Piero: “Nuovo Cinema Paradiso. As a real Sicilian I recognized myself in that little boy who wanted to get away from his homeland to find his own way, and who listened to the adult he was most attached to, who counseled him to not get trapped by nostalgia. I’ve only cried a few times in my life, but when I saw it and heard that poignant music, I melted like a popsicle.”
Piero stops, and begins to hum the theme song from Nuovo Cinema Paradiso. “Who knows these notes? With our concert we want to make our audience take a dip into their past, rediscovering the emotions they experienced the first time they saw these films.”
Gianluca: “I, on the other hand, am fond of westerns, because I watched them with my Grandfather Ernesto, whom I’m extremely attached to. When I let him hear The Good, the Bad and the Ugly sung by us, he got very excited. I dedicate the concert and the CD to him, because at 87 years old he became sick with COVID and took a month in the hospital to recover. We were very scared, but in the end, he made it.”
EA: The concert was originally expected to be in St. Peter’s Square, but instead became the season opener in the Arena of Verona.
Piero: “We thought of St. Peter’s Square because Morricone was from Rome, but they didn’t have the conditions to guarantee [everyone’s] safety there. At the Arena of Verona, on the other hand, these conditions were present and it’s as magical a place as any, and recognized all over the world. But we still want to return to St. Peter’s Square as soon as possible.”
EA: Morricone has also composed musical scores thick with spirituality.
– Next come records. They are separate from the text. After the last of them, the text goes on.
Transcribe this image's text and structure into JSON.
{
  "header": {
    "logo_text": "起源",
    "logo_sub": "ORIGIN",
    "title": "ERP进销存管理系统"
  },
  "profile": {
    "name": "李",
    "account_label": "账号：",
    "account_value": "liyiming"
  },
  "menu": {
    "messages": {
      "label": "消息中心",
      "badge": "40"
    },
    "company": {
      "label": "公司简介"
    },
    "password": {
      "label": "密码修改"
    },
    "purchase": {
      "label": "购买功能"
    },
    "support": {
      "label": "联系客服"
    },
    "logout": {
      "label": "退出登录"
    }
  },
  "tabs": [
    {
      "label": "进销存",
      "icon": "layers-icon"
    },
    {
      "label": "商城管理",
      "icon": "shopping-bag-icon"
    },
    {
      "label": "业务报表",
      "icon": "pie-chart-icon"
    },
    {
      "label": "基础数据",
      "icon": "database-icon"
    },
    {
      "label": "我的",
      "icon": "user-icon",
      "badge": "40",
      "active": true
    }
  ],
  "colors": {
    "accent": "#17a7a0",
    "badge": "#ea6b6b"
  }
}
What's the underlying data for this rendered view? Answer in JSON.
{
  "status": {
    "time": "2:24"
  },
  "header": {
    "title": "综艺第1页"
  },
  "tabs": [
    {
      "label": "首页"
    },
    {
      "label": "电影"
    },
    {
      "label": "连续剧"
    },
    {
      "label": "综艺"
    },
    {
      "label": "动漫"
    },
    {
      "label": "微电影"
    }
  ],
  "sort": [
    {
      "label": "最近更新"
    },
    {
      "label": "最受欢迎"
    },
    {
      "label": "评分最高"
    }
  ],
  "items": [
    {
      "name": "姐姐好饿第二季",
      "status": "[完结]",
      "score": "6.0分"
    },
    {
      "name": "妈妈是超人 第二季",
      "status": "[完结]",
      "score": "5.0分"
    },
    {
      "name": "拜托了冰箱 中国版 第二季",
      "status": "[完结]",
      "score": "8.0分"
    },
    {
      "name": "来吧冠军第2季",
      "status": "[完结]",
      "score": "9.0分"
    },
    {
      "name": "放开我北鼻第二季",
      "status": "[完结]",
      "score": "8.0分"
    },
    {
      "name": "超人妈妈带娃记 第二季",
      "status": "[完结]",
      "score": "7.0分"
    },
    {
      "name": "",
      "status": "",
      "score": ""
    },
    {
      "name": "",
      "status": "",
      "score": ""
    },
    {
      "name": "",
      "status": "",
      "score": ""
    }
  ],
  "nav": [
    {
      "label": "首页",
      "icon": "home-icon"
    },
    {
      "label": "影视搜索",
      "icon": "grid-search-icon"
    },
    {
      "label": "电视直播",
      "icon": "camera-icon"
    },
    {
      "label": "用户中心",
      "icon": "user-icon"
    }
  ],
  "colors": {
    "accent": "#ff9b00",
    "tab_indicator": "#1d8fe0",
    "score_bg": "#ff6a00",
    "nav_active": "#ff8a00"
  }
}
Will you also perform one of those?
Gianluca: “In Fantasy, a track based on the theme of Gabriel’s Oboe, from the film Mission, one of the most mystical melodies ever composed by the master, accompanied by words like “In fantasy exists a warm wind which blows over the cities, like a friend. I dream of souls that are forever free.”
EA: As ambassadors of Italian music to the world, what do you think about Maneskin’s victory at the Eurofestival?
Piero: “We’re very happy. They are young people with great personality who present an “unpublished” side of Italian music to the outside: rock.”
Gianluca: “They do a completely different genre than ours, but we like them. We don’t listen to lyric music from morning to night. I grew up with David Bowie and Elton John.”
EA: In these months of forced inactivity, how has the relationship among you been, especially as friends?
Piero: “We got to know each other better. We talked a great deal, not just about music; and above all, we learned how to listen to each other.”
EA: How do you feel about those three child prodigies who in 2009 appeared on Ti Lascio Una Canzone?
Piero: Much tenderness, but also pride. We have been fortunate but also good at not getting sucked into the most ephemeral, fleeting parts of show business. We have managed not to lose contact with reality, because we have always remained anchored to our families.
EA: All three of you are believers and practicing [Catholics]. What reflections have sustained you in these times we’re living in?
Ignazio: “Like Piero said, this pandemic has made us grow as persons, because we have held each other up in difficult times, like the death of my father and the illness of Gianluca’s grandfather. But our faith has been fundamental in helping us. Prayer, in particular, has proven its power.”
EA: After the Arena of Verona, you won’t be doing concerts [in Italy] for the rest of the year. You can take advantage of this to start having your families.
Gianluca: “I’m still such a kid, that I can’t imagine myself as a father.”
Piero: “For sure, the first of us to get married will be Ignazio.”
Ignazio: “Yes, it’s true that I have always dreamed of a wife and children. With the job I do it’s not easy. But I’ve been working on it…”
Credit to Famiglia Cristiana and owners of all photos.